→ Directions for this task
The number needed is how many lines in these entries contain "squared"; give it alone.

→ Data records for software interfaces
[Start of section]

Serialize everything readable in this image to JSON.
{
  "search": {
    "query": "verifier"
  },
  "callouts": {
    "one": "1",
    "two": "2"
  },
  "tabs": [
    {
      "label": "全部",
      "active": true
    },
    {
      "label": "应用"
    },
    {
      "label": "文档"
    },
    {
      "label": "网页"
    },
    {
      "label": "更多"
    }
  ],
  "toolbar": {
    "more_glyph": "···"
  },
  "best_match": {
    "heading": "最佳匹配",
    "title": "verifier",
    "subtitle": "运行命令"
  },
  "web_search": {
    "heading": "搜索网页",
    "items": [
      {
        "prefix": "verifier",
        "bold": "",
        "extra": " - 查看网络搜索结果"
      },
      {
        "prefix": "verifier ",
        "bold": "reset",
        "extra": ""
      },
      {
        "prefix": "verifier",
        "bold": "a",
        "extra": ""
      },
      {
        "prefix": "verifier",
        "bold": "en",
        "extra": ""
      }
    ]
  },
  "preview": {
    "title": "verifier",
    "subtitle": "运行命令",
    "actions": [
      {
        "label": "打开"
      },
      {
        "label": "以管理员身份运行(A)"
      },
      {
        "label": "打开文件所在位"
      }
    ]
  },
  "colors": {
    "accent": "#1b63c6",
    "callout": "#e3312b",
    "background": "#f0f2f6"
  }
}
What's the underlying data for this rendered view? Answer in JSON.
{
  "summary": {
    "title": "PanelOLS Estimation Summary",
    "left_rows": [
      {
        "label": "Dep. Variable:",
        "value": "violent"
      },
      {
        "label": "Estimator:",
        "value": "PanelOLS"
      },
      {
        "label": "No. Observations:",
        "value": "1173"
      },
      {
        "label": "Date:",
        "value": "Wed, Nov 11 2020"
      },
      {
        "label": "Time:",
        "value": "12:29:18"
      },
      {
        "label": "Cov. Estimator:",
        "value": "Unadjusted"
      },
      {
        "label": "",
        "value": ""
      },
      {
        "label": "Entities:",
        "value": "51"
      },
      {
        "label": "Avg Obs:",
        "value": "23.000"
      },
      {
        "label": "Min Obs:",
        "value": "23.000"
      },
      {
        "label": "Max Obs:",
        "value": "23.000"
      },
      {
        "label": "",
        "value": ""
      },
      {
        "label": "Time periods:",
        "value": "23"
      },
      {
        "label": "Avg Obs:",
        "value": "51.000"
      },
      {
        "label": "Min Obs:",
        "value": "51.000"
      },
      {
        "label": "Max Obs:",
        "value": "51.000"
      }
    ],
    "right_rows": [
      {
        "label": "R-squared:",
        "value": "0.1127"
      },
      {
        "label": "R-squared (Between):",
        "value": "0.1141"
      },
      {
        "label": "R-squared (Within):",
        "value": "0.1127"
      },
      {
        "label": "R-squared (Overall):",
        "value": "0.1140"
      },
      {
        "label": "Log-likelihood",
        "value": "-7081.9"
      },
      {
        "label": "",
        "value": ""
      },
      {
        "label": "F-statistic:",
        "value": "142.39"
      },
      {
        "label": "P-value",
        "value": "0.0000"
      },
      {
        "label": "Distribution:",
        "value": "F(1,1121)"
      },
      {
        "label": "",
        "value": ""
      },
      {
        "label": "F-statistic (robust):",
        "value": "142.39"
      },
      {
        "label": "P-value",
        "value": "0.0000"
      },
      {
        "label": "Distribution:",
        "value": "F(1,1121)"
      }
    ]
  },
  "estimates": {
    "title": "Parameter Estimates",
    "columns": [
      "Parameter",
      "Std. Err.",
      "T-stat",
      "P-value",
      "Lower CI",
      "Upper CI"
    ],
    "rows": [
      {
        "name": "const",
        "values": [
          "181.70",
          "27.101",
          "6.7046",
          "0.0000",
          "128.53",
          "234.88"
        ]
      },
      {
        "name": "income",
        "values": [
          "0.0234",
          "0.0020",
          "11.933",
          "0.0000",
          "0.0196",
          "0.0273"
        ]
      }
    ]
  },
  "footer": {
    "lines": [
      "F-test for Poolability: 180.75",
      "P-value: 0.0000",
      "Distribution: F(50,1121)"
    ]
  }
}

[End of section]

→ Written response
4